For a burial, a body can be wrapped in a shroud or it can be placed in a casket or coffin, however, this requirement can vary and is subject to local laws.
A burial can also refer to entombing a dead body in a mausoleum, a vault-like structure typically located within the boundaries of a cemetery.
The province of Ontario requires that corpses be buried 0.6 metres (1.9 feet) beneath the surface of the ground. In Quebec, the required depth is one metre (3.28 feet). In the province of New Brunswick, it's also 0.6 metres (1.9 feet) if the body is in a coffin, however it can be 1.3 metres (4.26 feet) if it isn't. Some provinces and territories don't regulate burial depth.
In the United States, cemetery graves are dug to a depth of four feet (1.22 metres) as a norm, however, depths can vary based on state requirements.
The notion that bodies be buried “six feet under” came from a 1665 outbreak in England that was characterized by the spread of a bacterial infection caused by flea bites.
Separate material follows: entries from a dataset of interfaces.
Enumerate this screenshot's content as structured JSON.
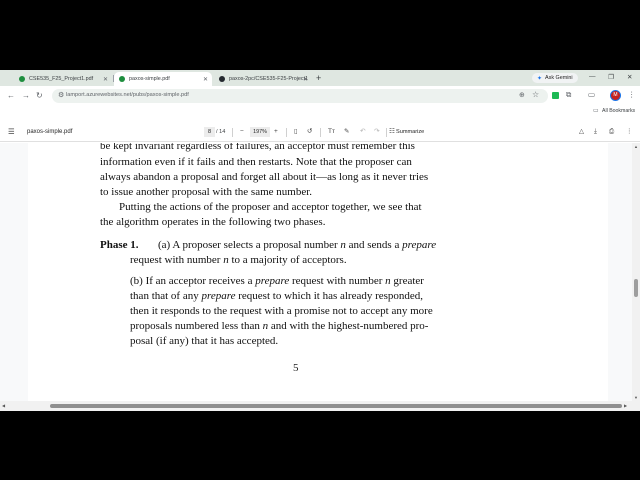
{
  "browser": {
    "tabs": [
      {
        "label": "CSE535_F25_Project1.pdf",
        "active": false,
        "fav_color": "#1e8e3e"
      },
      {
        "label": "paxos-simple.pdf",
        "active": true,
        "fav_color": "#1e8e3e"
      },
      {
        "label": "paxos-2pc/CSE535-F25-Project1",
        "active": false,
        "fav_color": "#24292f"
      }
    ],
    "ask_gemini": "Ask Gemini",
    "url": "lamport.azurewebsites.net/pubs/paxos-simple.pdf",
    "bookmarks_label": "All Bookmarks",
    "profile_initial": "M"
  },
  "viewer": {
    "file_title": "paxos-simple.pdf",
    "current_page": "8",
    "total_pages": "/ 14",
    "zoom": "197%",
    "summarize_label": "Summarize"
  },
  "document": {
    "lines": [
      {
        "html": "be kept invariant regardless of failures, an acceptor must remember this"
      },
      {
        "html": "information even if it fails and then restarts.  Note that the proposer can"
      },
      {
        "html": "always abandon a proposal and forget all about it—as long as it never tries"
      },
      {
        "html": "to issue another proposal with the same number."
      },
      {
        "html": "Putting the actions of the proposer and acceptor together, we see that"
      },
      {
        "html": "the algorithm operates in the following two phases."
      },
      {
        "html": "(a) A proposer selects a proposal number <i>n</i> and sends a <i>prepare</i>"
      },
      {
        "html": "request with number <i>n</i> to a majority of acceptors."
      },
      {
        "html": "(b) If an acceptor receives a <i>prepare</i> request with number <i>n</i> greater"
      },
      {
        "html": "than that of any <i>prepare</i> request to which it has already responded,"
      },
      {
        "html": "then it responds to the request with a promise not to accept any more"
      },
      {
        "html": "proposals numbered less than <i>n</i> and with the highest-numbered pro-"
      },
      {
        "html": "posal (if any) that it has accepted."
      }
    ],
    "phase_heading": "Phase 1.",
    "page_number": "5"
  }
}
As the infection swept the nation, the mayor of London created a law to bury people killed by the infection at a depth of six feet to avoid further spread.